Blinken talks Russia with Turkey ahead of Erdoğan-Putin meeting
U.S. Secretary of State Antony Blinken discussed the threat posed by Russia and renewed clashes between Armenian and Azerbaijani forces over Nagorno-Karabakh in a phone call with his counterpart in Turkey on Thursday.
Blinken talked with Turkish Foreign Minister Mevlüt Çavuşoğlu about ways to advance NATO unity considering the threat of further Russian escalation and aggression against Ukraine, State Department spokesperson Ned Price said in a readout of the telephone call.
The conversation came the day before Turkish President Recep Tayyip Erdoğan was due to meet with Russian President Vladimir Putin in Sochi, Russia. Turkey, a NATO member, has developed close ties with Moscow over the past five years as it sought to develop a foreign policy independent of Western tutelage. A decision in 2019 to take delivery of Russian S-400 air defence missiles prompted the United States to exclude it from purchasing the F-35 stealth fighter jet.

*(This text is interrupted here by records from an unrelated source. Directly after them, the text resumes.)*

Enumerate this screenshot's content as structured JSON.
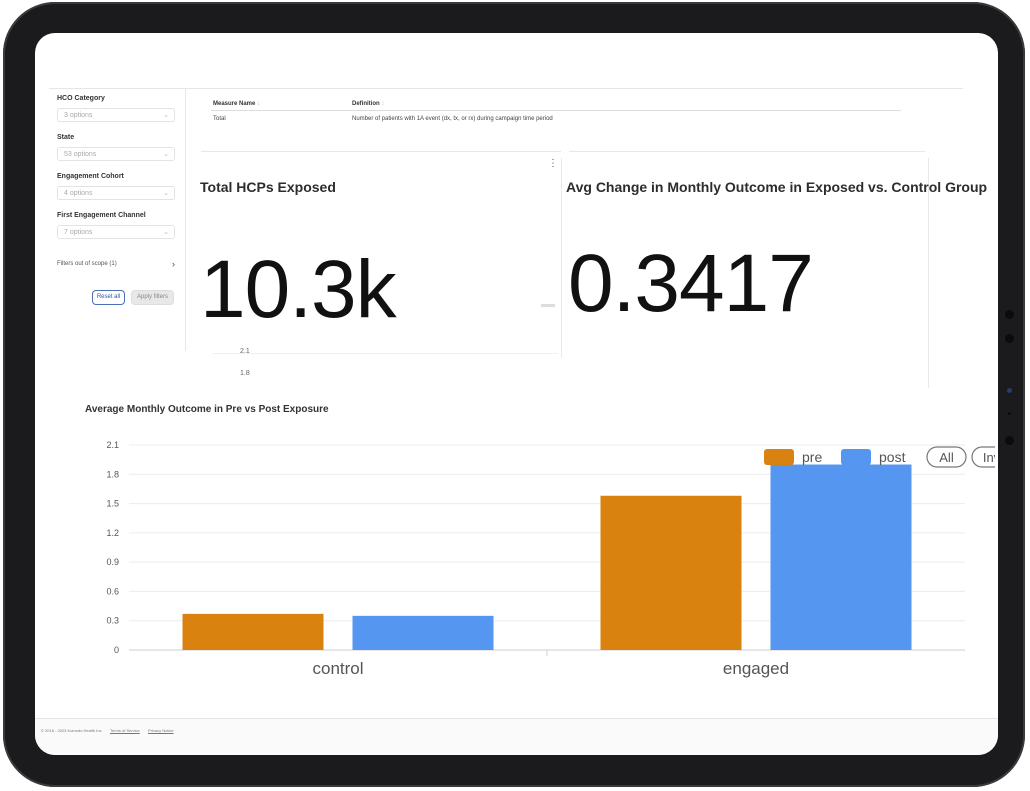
{
  "filters": {
    "items": [
      {
        "label": "HCO Category",
        "value": "3 options"
      },
      {
        "label": "State",
        "value": "53 options"
      },
      {
        "label": "Engagement Cohort",
        "value": "4 options"
      },
      {
        "label": "First Engagement Channel",
        "value": "7 options"
      }
    ],
    "out_of_scope": "Filters out of scope (1)",
    "reset_label": "Reset all",
    "apply_label": "Apply filters"
  },
  "measures": {
    "col_name": "Measure Name",
    "col_definition": "Definition",
    "row_name": "Total",
    "row_definition": "Number of patients with 1A event (dx, tx, or rx) during campaign time period"
  },
  "kpi_left": {
    "title": "Total HCPs Exposed",
    "value": "10.3k"
  },
  "kpi_right": {
    "title": "Avg Change in Monthly Outcome in Exposed vs. Control Group",
    "value": "0.3417"
  },
  "ghost_ticks": [
    "2.1",
    "1.8"
  ],
  "chart_data": {
    "type": "bar",
    "title": "Average Monthly Outcome in Pre vs Post Exposure",
    "categories": [
      "control",
      "engaged"
    ],
    "series": [
      {
        "name": "pre",
        "color": "#d9820f",
        "values": [
          0.37,
          1.58
        ]
      },
      {
        "name": "post",
        "color": "#5596f0",
        "values": [
          0.35,
          1.9
        ]
      }
    ],
    "yticks": [
      "0",
      "0.3",
      "0.6",
      "0.9",
      "1.2",
      "1.5",
      "1.8",
      "2.1"
    ],
    "ylim": [
      0,
      2.1
    ],
    "legend_position": "top-right",
    "legend_buttons": [
      "All",
      "Inv"
    ]
  },
  "footer": {
    "copyright": "© 2016 - 2023 Komodo Health Inc.",
    "terms": "Terms of Service",
    "privacy": "Privacy Notice"
  }
}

Blinken said he also discussed with Çavuşoğlu a deal brokered by Turkey and the United Nations to export grain from Ukraine to world markets. He said that it was important to work together to ensure more ships were able to depart and that Moscow was held accountable for the commitments it made.
Three cargo ships carrying grain and foodstuffs left Ukrainian ports on Friday, Turkey’s state-run Anadolu news agency reported, taking the total to four since the deal was finalised two weeks ago. The ships would head for Great Britain, Ireland and Turkey once they passed inspections in Istanbul, it said.
Despite the war in Ukraine, Turkey has refused to impose sanctions on Russia or its oligarchs and continues to cooperate with Moscow on regional issues such as Syria. Erdoğan is meeting with Putin after holding talks with him last month in Tehran, Iran.
Erdoğan has caused a mini crisis in NATO by seeking to block the accession of Sweden and Finland, saying they were harbouring terrorists threatening Turkey’s security. He dropped his objections at a NATO summit in late June, but insists that the Turkish parliament will not ratify their membership unless they deport terrorist suspects for trial in Turkey.
Blinken told Çavuşoğlu that the United States was ready to help facilitate dialogue between Azerbaijan and Armenia to help bring about a long-term political settlement to the conflict in Nagorno-Karabakh. Washington was prepared to engage bilaterally with like-minded partners and through the OSCE Minsk Group, he said.
Turkey supported Azerbaijan militarily in a fresh bout of clashes in 2020 which resulted in Azerbaijan wresting control of disputed territory from Armenia. A ceasefire was signed to end the conflict and the Turkish and Armenian governments have since entered talks to normalise their relations, but negotiations have made little headway. There is a strong Armenian lobby in the U.S. Congress that is urging President Joe Biden to do more to help Armenia deal with Azerbaijan and Turkey.
Renewed fighting broke out between Azerbaijani forces and the Armenian-controlled Karabakh army on Wednesday, leaving at least three people dead. European leaders urged restraint as the two sides blamed each other for the violence.
Russia's Defence Ministry, which has deployed peacekeepers to the region, blamed Azerbaijan for breaking the cease-fire, which Moscow brokered in 2020. EU foreign policy chief Josep Borrell called for an immediate end to the hostilities.
"It is essential to de-escalate, fully respect the cease-fire and return to the negotiating table to seek negotiated solutions," Borrell's spokesperson said.